THE EARL OF CRAWFORD
Your Lordships are aware that the Increase of Rent and Mortgage Interest (Restrictions) Bill is down for its Committee stage tomorrow. I want to suggest—I make no final proposal to the House at the present stage—that the Report and Third Reading, be taken on Friday next. It depends, of course, somewhat upon the nature of the Amendments made, if any; and if they are substantial Amendments it may be necessary to revise that proposal. But should we finish the Committee stage tomorrow and the remaining stages on the following day, the House of Lords will have occupied exactly the same time as the House of Commons found it necessary to devote to this Bill. I hope, however, that all stages-will, if possible, be concluded during the present week In that case, if any Amendments were made here the House of Commons would take them on Monday afternoon, and either return the Bill to us or accept the Lords Amendments, in which; case the Royal Assent could be given on Tuesday. Tuesday is Lady Day, and on, the general ground I understand it is de 819 sirable that the Bill should receive the Royal Assent by then. I would also remind your Lordships that on Tuesday there is the debate, which I expect will be of very marked interest and importance, about finance, on which a number of noble Lords have given notice that they desire to speak. That makes a further reason for our finishing this Bill before that date, if possible.
§ THE MARQUESS OF SALISBURY

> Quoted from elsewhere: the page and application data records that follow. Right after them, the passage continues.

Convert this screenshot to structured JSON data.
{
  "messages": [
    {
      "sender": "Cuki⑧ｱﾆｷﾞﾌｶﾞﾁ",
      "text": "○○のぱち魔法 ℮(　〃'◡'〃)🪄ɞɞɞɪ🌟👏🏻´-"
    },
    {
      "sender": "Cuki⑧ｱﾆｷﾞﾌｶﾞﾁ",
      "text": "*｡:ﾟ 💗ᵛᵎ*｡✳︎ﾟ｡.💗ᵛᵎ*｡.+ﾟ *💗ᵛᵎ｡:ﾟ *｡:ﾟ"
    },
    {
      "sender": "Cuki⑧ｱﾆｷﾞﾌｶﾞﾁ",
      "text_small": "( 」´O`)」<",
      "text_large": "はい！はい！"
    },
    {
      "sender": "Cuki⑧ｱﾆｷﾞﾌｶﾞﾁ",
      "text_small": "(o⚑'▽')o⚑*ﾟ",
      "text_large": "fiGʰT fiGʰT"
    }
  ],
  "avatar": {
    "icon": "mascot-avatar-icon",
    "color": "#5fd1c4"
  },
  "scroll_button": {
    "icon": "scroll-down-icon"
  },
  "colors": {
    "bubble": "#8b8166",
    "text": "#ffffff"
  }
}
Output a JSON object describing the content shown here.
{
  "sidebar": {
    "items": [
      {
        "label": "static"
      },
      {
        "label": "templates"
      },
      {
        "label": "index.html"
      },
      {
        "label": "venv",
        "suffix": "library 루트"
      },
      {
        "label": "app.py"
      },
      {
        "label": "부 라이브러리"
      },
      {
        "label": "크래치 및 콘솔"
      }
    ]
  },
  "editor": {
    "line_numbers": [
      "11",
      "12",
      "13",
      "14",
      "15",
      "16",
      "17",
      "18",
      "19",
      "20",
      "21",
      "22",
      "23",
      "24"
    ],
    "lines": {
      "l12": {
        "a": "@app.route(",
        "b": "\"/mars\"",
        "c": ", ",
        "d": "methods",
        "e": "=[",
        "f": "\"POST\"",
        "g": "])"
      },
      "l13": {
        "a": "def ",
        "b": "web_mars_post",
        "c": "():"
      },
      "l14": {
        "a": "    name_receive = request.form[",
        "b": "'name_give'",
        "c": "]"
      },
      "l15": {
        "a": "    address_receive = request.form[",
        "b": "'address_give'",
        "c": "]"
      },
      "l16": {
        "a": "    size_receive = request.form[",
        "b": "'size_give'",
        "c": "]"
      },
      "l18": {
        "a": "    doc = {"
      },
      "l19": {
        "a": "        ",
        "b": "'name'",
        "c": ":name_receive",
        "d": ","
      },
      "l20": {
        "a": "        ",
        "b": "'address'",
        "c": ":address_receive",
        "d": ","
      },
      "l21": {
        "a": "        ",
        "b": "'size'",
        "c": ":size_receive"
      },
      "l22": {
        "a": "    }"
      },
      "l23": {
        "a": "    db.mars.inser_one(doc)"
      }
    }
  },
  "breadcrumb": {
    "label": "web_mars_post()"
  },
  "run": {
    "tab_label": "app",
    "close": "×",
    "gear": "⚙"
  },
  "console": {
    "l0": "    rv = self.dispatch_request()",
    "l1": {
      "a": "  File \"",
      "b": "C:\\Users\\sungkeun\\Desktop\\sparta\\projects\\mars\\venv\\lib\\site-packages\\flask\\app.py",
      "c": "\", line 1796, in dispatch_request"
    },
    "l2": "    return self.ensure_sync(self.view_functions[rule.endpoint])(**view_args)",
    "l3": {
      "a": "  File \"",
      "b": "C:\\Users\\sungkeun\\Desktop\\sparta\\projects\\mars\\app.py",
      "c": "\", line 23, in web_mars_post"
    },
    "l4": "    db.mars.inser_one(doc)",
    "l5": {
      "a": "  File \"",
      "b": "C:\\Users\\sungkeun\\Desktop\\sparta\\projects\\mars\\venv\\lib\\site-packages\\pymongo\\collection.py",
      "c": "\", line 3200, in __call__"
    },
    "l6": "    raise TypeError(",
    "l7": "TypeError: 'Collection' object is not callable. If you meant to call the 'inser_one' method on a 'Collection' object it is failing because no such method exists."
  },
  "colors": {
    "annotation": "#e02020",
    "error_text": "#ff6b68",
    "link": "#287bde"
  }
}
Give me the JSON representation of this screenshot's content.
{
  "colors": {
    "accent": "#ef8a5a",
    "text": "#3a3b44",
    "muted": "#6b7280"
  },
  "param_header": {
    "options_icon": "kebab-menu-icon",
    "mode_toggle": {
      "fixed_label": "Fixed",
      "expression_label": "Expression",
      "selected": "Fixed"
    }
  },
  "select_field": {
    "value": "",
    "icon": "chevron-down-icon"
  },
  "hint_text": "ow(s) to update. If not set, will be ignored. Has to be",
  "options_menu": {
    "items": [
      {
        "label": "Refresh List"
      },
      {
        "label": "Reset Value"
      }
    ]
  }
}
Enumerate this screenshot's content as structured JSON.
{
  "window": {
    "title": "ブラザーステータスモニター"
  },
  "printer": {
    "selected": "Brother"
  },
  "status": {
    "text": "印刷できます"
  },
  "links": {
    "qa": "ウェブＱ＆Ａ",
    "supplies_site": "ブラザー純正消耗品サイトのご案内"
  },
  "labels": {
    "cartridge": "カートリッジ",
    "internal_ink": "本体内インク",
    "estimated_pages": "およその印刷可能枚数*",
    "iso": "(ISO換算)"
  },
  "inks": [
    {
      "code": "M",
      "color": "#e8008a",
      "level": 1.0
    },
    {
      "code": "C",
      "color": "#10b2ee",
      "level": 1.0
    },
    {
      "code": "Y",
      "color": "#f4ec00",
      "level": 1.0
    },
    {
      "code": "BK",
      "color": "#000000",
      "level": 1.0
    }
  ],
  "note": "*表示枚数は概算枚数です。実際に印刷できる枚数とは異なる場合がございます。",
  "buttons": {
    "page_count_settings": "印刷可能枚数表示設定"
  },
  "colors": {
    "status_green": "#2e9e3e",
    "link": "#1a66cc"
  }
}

My Lords, I only have to say, in reference to what has fallen from the noble Earl, that it is, of course, quite impossible to foresee what the course of events will be tomorrow. That must depend upon the wishes of your Lordships, and the result of the discussion. But I would most earnestly deprecate the idea that legislation of this kind ought to be hurried through. The noble Earl has said that the House of Commons took only four days about it. It is not our practice to criticise the conduct of members of another place, and I know of none of the circumstances in which that course of action was adopted. All I know is the intricacy of the Bill upon your Lordships' Table, and I know that it cannot be dealt with hurriedly. It raises very intricate points which involve the livelihood of hundreds of people. Is it really to be said, because the Government have as usual run things much too fine, that certain people are not to enjoy the occupation of their houses which they would have enjoyed but for this unfortunate occurrence. It really is an incredible way of managing business. Your Lordships' House is here in order to see that good Bills are passed, and we must give proper time to them.
The noble Earl has said that it is very important that the Bill should be got through by Lady Day. I do not myself believe there is any very great importance in that. No doubt it is the end of the quarter, when certain notices of termination of tenancy mature. But in the event of legislation actually impending no magistrate would enforce ejectment notices. Therefore the difficulty is largely technical; and on the other side stands the convenience of numbers of poor persons. I am certain that if it turns out that we cannot pass legislation properly except by a reasonable delay between Committee and the Report stage, the noble Earl would be the first to advise your Lordships to postpone the Report stage for a brief period. 820 It may be, of course, that when we come to discuss it to-morrow, it will be possible to finish the Bill on Friday. If it is, so much the better. If it is not, I venture to hope that the noble Earl and the noble and learned Lord on the Woolsack will use their great influence with their colleagues, in order to see that legislation passed in this House in time of peace is proper legislation properly considered.
§ THE LORD CHANCELLOR
My Lords, I will not enter into a discussion as to whether we can with propriety describe ourselves as enjoying a time of peace, but I am in complete agreement with the noble Marquees when he says that the proper time for decision is not to-night but tomorrow. I believe he underrates the difficulties of postponing the decision of this House in regard to this Bill; and I think he gives inadequate weight to the fact that a new House of Commons, fresh from contact with the constituencies and knowing intimately their wishes—and if not knowing them, reminded of them by every post—is not likely to have shown any undue acceleration in handling this measure or any excessive inattentiveness to their wishes. It is, of course, true that we must give the utmost time that is reasonably available, laving regard to the difficulties of the case. Let us to-morrow by all means approach these subjects and see what. demands they make on your Lordships' time, and, when we have appreciated their seriousness and difficulty, how far a longer postponement is really necessary.